──────── INPUT DATA ────────

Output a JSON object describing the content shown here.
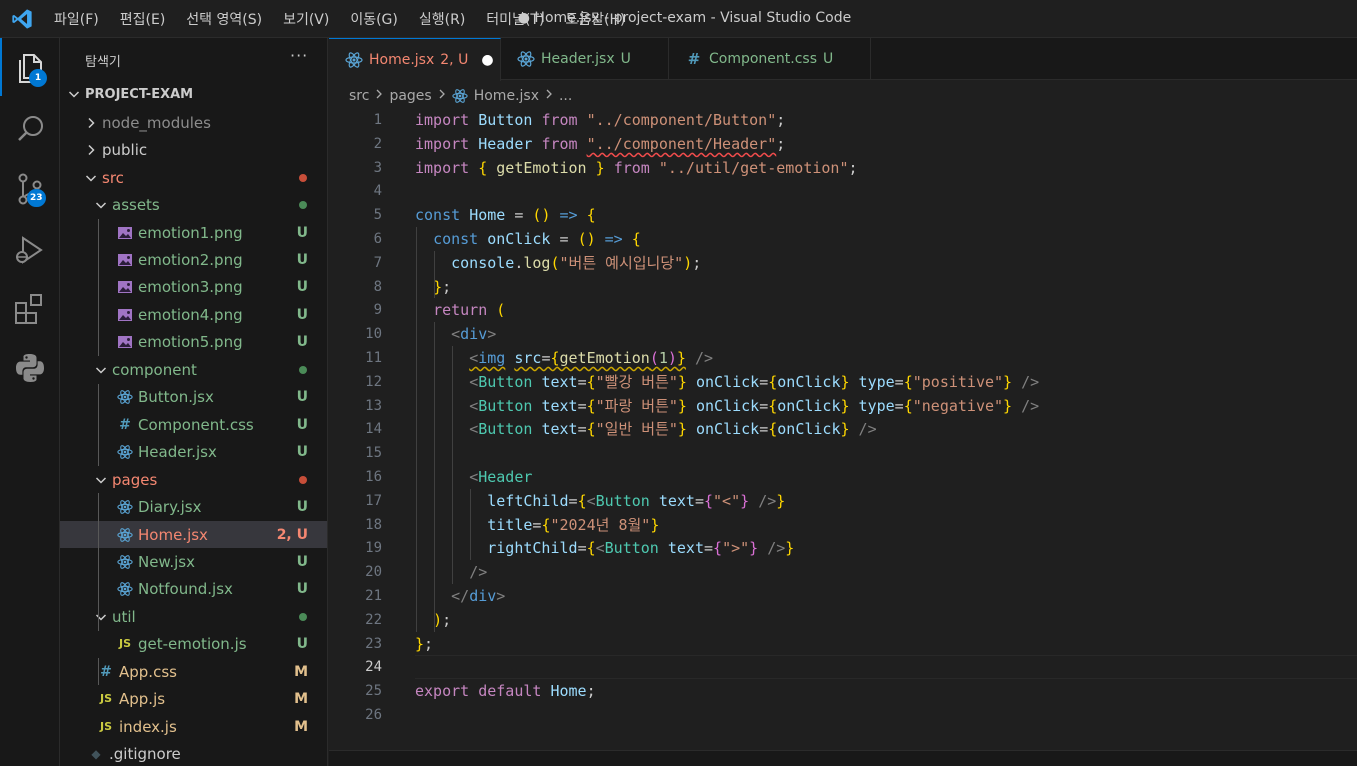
{
  "titlebar": {
    "menu": [
      "파일(F)",
      "편집(E)",
      "선택 영역(S)",
      "보기(V)",
      "이동(G)",
      "실행(R)",
      "터미널(T)",
      "도움말(H)"
    ],
    "window_title": "● Home.jsx - project-exam - Visual Studio Code"
  },
  "activitybar": {
    "items": [
      {
        "icon": "files-icon",
        "badge": "1"
      },
      {
        "icon": "search-icon"
      },
      {
        "icon": "source-control-icon",
        "badge": "23"
      },
      {
        "icon": "run-debug-icon"
      },
      {
        "icon": "extensions-icon"
      },
      {
        "icon": "python-icon"
      }
    ]
  },
  "sidebar": {
    "title": "탐색기",
    "more": "···",
    "project": "PROJECT-EXAM",
    "tree": [
      {
        "label": "node_modules",
        "type": "folder",
        "open": false,
        "depth": 0,
        "color": "#8c8c8c",
        "status": ""
      },
      {
        "label": "public",
        "type": "folder",
        "open": false,
        "depth": 0,
        "color": "#cccccc",
        "status": ""
      },
      {
        "label": "src",
        "type": "folder",
        "open": true,
        "depth": 0,
        "color": "#f48771",
        "dot": "#c74e39"
      },
      {
        "label": "assets",
        "type": "folder",
        "open": true,
        "depth": 1,
        "color": "#81b88b",
        "dot": "#4b8b58"
      },
      {
        "label": "emotion1.png",
        "type": "image",
        "depth": 2,
        "color": "#81b88b",
        "status": "U",
        "statusColor": "#81b88b"
      },
      {
        "label": "emotion2.png",
        "type": "image",
        "depth": 2,
        "color": "#81b88b",
        "status": "U",
        "statusColor": "#81b88b"
      },
      {
        "label": "emotion3.png",
        "type": "image",
        "depth": 2,
        "color": "#81b88b",
        "status": "U",
        "statusColor": "#81b88b"
      },
      {
        "label": "emotion4.png",
        "type": "image",
        "depth": 2,
        "color": "#81b88b",
        "status": "U",
        "statusColor": "#81b88b"
      },
      {
        "label": "emotion5.png",
        "type": "image",
        "depth": 2,
        "color": "#81b88b",
        "status": "U",
        "statusColor": "#81b88b"
      },
      {
        "label": "component",
        "type": "folder",
        "open": true,
        "depth": 1,
        "color": "#81b88b",
        "dot": "#4b8b58"
      },
      {
        "label": "Button.jsx",
        "type": "react",
        "depth": 2,
        "color": "#81b88b",
        "status": "U",
        "statusColor": "#81b88b"
      },
      {
        "label": "Component.css",
        "type": "css",
        "depth": 2,
        "color": "#81b88b",
        "status": "U",
        "statusColor": "#81b88b"
      },
      {
        "label": "Header.jsx",
        "type": "react",
        "depth": 2,
        "color": "#81b88b",
        "status": "U",
        "statusColor": "#81b88b"
      },
      {
        "label": "pages",
        "type": "folder",
        "open": true,
        "depth": 1,
        "color": "#f48771",
        "dot": "#c74e39"
      },
      {
        "label": "Diary.jsx",
        "type": "react",
        "depth": 2,
        "color": "#81b88b",
        "status": "U",
        "statusColor": "#81b88b"
      },
      {
        "label": "Home.jsx",
        "type": "react",
        "depth": 2,
        "color": "#f48771",
        "status": "2, U",
        "statusColor": "#f48771",
        "selected": true
      },
      {
        "label": "New.jsx",
        "type": "react",
        "depth": 2,
        "color": "#81b88b",
        "status": "U",
        "statusColor": "#81b88b"
      },
      {
        "label": "Notfound.jsx",
        "type": "react",
        "depth": 2,
        "color": "#81b88b",
        "status": "U",
        "statusColor": "#81b88b"
      },
      {
        "label": "util",
        "type": "folder",
        "open": true,
        "depth": 1,
        "color": "#81b88b",
        "dot": "#4b8b58"
      },
      {
        "label": "get-emotion.js",
        "type": "js",
        "depth": 2,
        "color": "#81b88b",
        "status": "U",
        "statusColor": "#81b88b"
      },
      {
        "label": "App.css",
        "type": "css",
        "depth": 1,
        "color": "#e2c08d",
        "status": "M",
        "statusColor": "#e2c08d"
      },
      {
        "label": "App.js",
        "type": "js",
        "depth": 1,
        "color": "#e2c08d",
        "status": "M",
        "statusColor": "#e2c08d"
      },
      {
        "label": "index.js",
        "type": "js",
        "depth": 1,
        "color": "#e2c08d",
        "status": "M",
        "statusColor": "#e2c08d"
      },
      {
        "label": ".gitignore",
        "type": "git",
        "depth": 0,
        "color": "#cccccc",
        "status": ""
      }
    ]
  },
  "tabs": [
    {
      "label": "Home.jsx",
      "status": "2, U",
      "icon": "react-icon",
      "color": "#f48771",
      "active": true,
      "dirty": "●"
    },
    {
      "label": "Header.jsx",
      "status": "U",
      "icon": "react-icon",
      "color": "#81b88b",
      "active": false
    },
    {
      "label": "Component.css",
      "status": "U",
      "icon": "css-icon",
      "color": "#81b88b",
      "active": false
    }
  ],
  "breadcrumb": [
    "src",
    "pages",
    "Home.jsx",
    "..."
  ],
  "editor": {
    "current_line": 24,
    "lines": [
      "import Button from \"../component/Button\";",
      "import Header from \"../component/Header\";",
      "import { getEmotion } from \"../util/get-emotion\";",
      "",
      "const Home = () => {",
      "  const onClick = () => {",
      "    console.log(\"버튼 예시입니당\");",
      "  };",
      "  return (",
      "    <div>",
      "      <img src={getEmotion(1)} />",
      "      <Button text={\"빨강 버튼\"} onClick={onClick} type={\"positive\"} />",
      "      <Button text={\"파랑 버튼\"} onClick={onClick} type={\"negative\"} />",
      "      <Button text={\"일반 버튼\"} onClick={onClick} />",
      "",
      "      <Header",
      "        leftChild={<Button text={\"<\"} />}",
      "        title={\"2024년 8월\"}",
      "        rightChild={<Button text={\">\"} />}",
      "      />",
      "    </div>",
      "  );",
      "};",
      "",
      "export default Home;",
      ""
    ]
  }
}
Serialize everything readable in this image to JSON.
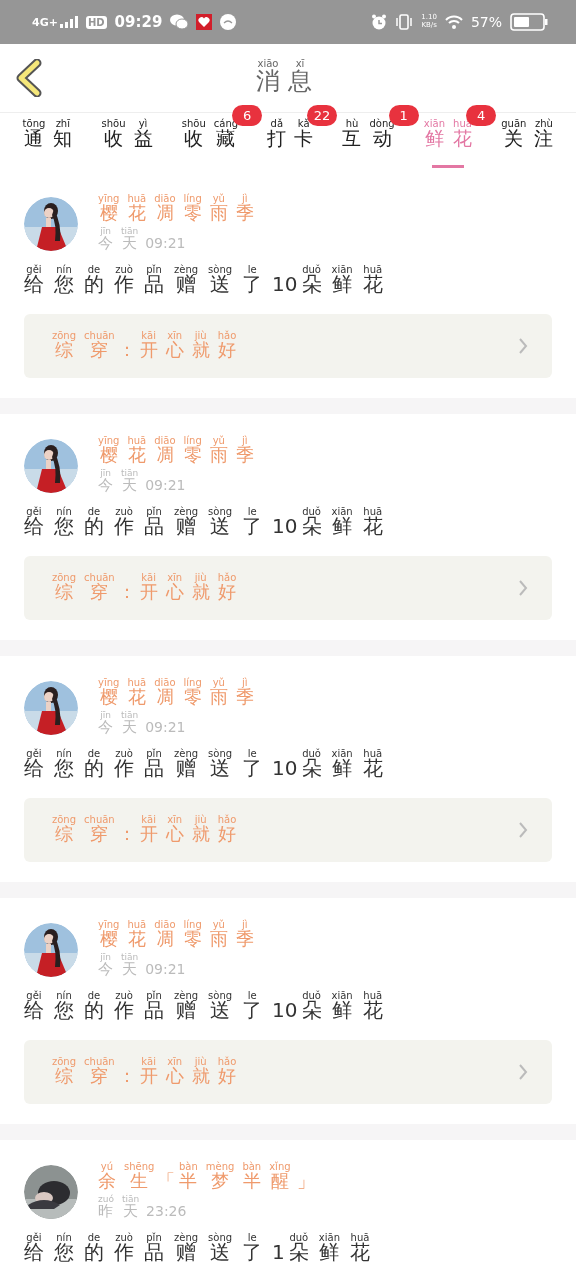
{
  "status_bar": {
    "network": "4G+",
    "hd": "HD",
    "time": "09:29",
    "speed_value": "1.10",
    "speed_unit": "KB/s",
    "battery": "57%"
  },
  "header": {
    "title": [
      [
        "xiāo",
        "消"
      ],
      [
        "xī",
        "息"
      ]
    ]
  },
  "tabs": [
    {
      "label": [
        [
          "tōng",
          "通"
        ],
        [
          "zhī",
          "知"
        ]
      ],
      "selected": false
    },
    {
      "label": [
        [
          "shōu",
          "收"
        ],
        [
          "yì",
          "益"
        ]
      ],
      "selected": false
    },
    {
      "label": [
        [
          "shōu",
          "收"
        ],
        [
          "cáng",
          "藏"
        ]
      ],
      "badge": "6",
      "selected": false
    },
    {
      "label": [
        [
          "dǎ",
          "打"
        ],
        [
          "kǎ",
          "卡"
        ]
      ],
      "badge": "22",
      "selected": false
    },
    {
      "label": [
        [
          "hù",
          "互"
        ],
        [
          "dòng",
          "动"
        ]
      ],
      "badge": "1",
      "selected": false
    },
    {
      "label": [
        [
          "xiān",
          "鲜"
        ],
        [
          "huā",
          "花"
        ]
      ],
      "badge": "4",
      "selected": true
    },
    {
      "label": [
        [
          "guān",
          "关"
        ],
        [
          "zhù",
          "注"
        ]
      ],
      "selected": false
    }
  ],
  "messages": [
    {
      "avatar": {
        "kind": "picture"
      },
      "sender": [
        [
          "yīng",
          "樱"
        ],
        [
          "huā",
          "花"
        ],
        [
          "diāo",
          "凋"
        ],
        [
          "líng",
          "零"
        ],
        [
          "yǔ",
          "雨"
        ],
        [
          "jì",
          "季"
        ]
      ],
      "day": [
        [
          "jīn",
          "今"
        ],
        [
          "tiān",
          "天"
        ]
      ],
      "time": "09:21",
      "text": [
        [
          "gěi",
          "给"
        ],
        [
          "nín",
          "您"
        ],
        [
          "de",
          "的"
        ],
        [
          "zuò",
          "作"
        ],
        [
          "pǐn",
          "品"
        ],
        [
          "zèng",
          "赠"
        ],
        [
          "sòng",
          "送"
        ],
        [
          "le",
          "了"
        ],
        [
          "10"
        ],
        [
          "duǒ",
          "朵"
        ],
        [
          "xiān",
          "鲜"
        ],
        [
          "huā",
          "花"
        ]
      ],
      "work": [
        [
          "zōng",
          "综"
        ],
        [
          "chuān",
          "穿"
        ],
        [
          "："
        ],
        [
          "kāi",
          "开"
        ],
        [
          "xīn",
          "心"
        ],
        [
          "jiù",
          "就"
        ],
        [
          "hǎo",
          "好"
        ]
      ]
    },
    {
      "avatar": {
        "kind": "picture"
      },
      "sender": [
        [
          "yīng",
          "樱"
        ],
        [
          "huā",
          "花"
        ],
        [
          "diāo",
          "凋"
        ],
        [
          "líng",
          "零"
        ],
        [
          "yǔ",
          "雨"
        ],
        [
          "jì",
          "季"
        ]
      ],
      "day": [
        [
          "jīn",
          "今"
        ],
        [
          "tiān",
          "天"
        ]
      ],
      "time": "09:21",
      "text": [
        [
          "gěi",
          "给"
        ],
        [
          "nín",
          "您"
        ],
        [
          "de",
          "的"
        ],
        [
          "zuò",
          "作"
        ],
        [
          "pǐn",
          "品"
        ],
        [
          "zèng",
          "赠"
        ],
        [
          "sòng",
          "送"
        ],
        [
          "le",
          "了"
        ],
        [
          "10"
        ],
        [
          "duǒ",
          "朵"
        ],
        [
          "xiān",
          "鲜"
        ],
        [
          "huā",
          "花"
        ]
      ],
      "work": [
        [
          "zōng",
          "综"
        ],
        [
          "chuān",
          "穿"
        ],
        [
          "："
        ],
        [
          "kāi",
          "开"
        ],
        [
          "xīn",
          "心"
        ],
        [
          "jiù",
          "就"
        ],
        [
          "hǎo",
          "好"
        ]
      ]
    },
    {
      "avatar": {
        "kind": "picture"
      },
      "sender": [
        [
          "yīng",
          "樱"
        ],
        [
          "huā",
          "花"
        ],
        [
          "diāo",
          "凋"
        ],
        [
          "líng",
          "零"
        ],
        [
          "yǔ",
          "雨"
        ],
        [
          "jì",
          "季"
        ]
      ],
      "day": [
        [
          "jīn",
          "今"
        ],
        [
          "tiān",
          "天"
        ]
      ],
      "time": "09:21",
      "text": [
        [
          "gěi",
          "给"
        ],
        [
          "nín",
          "您"
        ],
        [
          "de",
          "的"
        ],
        [
          "zuò",
          "作"
        ],
        [
          "pǐn",
          "品"
        ],
        [
          "zèng",
          "赠"
        ],
        [
          "sòng",
          "送"
        ],
        [
          "le",
          "了"
        ],
        [
          "10"
        ],
        [
          "duǒ",
          "朵"
        ],
        [
          "xiān",
          "鲜"
        ],
        [
          "huā",
          "花"
        ]
      ],
      "work": [
        [
          "zōng",
          "综"
        ],
        [
          "chuān",
          "穿"
        ],
        [
          "："
        ],
        [
          "kāi",
          "开"
        ],
        [
          "xīn",
          "心"
        ],
        [
          "jiù",
          "就"
        ],
        [
          "hǎo",
          "好"
        ]
      ]
    },
    {
      "avatar": {
        "kind": "picture"
      },
      "sender": [
        [
          "yīng",
          "樱"
        ],
        [
          "huā",
          "花"
        ],
        [
          "diāo",
          "凋"
        ],
        [
          "líng",
          "零"
        ],
        [
          "yǔ",
          "雨"
        ],
        [
          "jì",
          "季"
        ]
      ],
      "day": [
        [
          "jīn",
          "今"
        ],
        [
          "tiān",
          "天"
        ]
      ],
      "time": "09:21",
      "text": [
        [
          "gěi",
          "给"
        ],
        [
          "nín",
          "您"
        ],
        [
          "de",
          "的"
        ],
        [
          "zuò",
          "作"
        ],
        [
          "pǐn",
          "品"
        ],
        [
          "zèng",
          "赠"
        ],
        [
          "sòng",
          "送"
        ],
        [
          "le",
          "了"
        ],
        [
          "10"
        ],
        [
          "duǒ",
          "朵"
        ],
        [
          "xiān",
          "鲜"
        ],
        [
          "huā",
          "花"
        ]
      ],
      "work": [
        [
          "zōng",
          "综"
        ],
        [
          "chuān",
          "穿"
        ],
        [
          "："
        ],
        [
          "kāi",
          "开"
        ],
        [
          "xīn",
          "心"
        ],
        [
          "jiù",
          "就"
        ],
        [
          "hǎo",
          "好"
        ]
      ]
    },
    {
      "avatar": {
        "kind": "picture"
      },
      "sender": [
        [
          "yú",
          "余"
        ],
        [
          "shēng",
          "生"
        ],
        [
          "「"
        ],
        [
          "bàn",
          "半"
        ],
        [
          "mèng",
          "梦"
        ],
        [
          "bàn",
          "半"
        ],
        [
          "xǐng",
          "醒"
        ],
        [
          "」"
        ]
      ],
      "day": [
        [
          "zuó",
          "昨"
        ],
        [
          "tiān",
          "天"
        ]
      ],
      "time": "23:26",
      "text": [
        [
          "gěi",
          "给"
        ],
        [
          "nín",
          "您"
        ],
        [
          "de",
          "的"
        ],
        [
          "zuò",
          "作"
        ],
        [
          "pǐn",
          "品"
        ],
        [
          "zèng",
          "赠"
        ],
        [
          "sòng",
          "送"
        ],
        [
          "le",
          "了"
        ],
        [
          "1"
        ],
        [
          "duǒ",
          "朵"
        ],
        [
          "xiān",
          "鲜"
        ],
        [
          "huā",
          "花"
        ]
      ]
    }
  ]
}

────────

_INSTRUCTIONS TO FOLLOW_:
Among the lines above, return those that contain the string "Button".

_TASK ANSWER_:
        "label": "Button.jsx",
      "import Button from \"../component/Button\";",
      "      <Button text={\"빨강 버튼\"} onClick={onClick} type={\"positive\"} />",
      "      <Button text={\"파랑 버튼\"} onClick={onClick} type={\"negative\"} />",
      "      <Button text={\"일반 버튼\"} onClick={onClick} />",
      "        leftChild={<Button text={\"<\"} />}",
      "        rightChild={<Button text={\">\"} />}",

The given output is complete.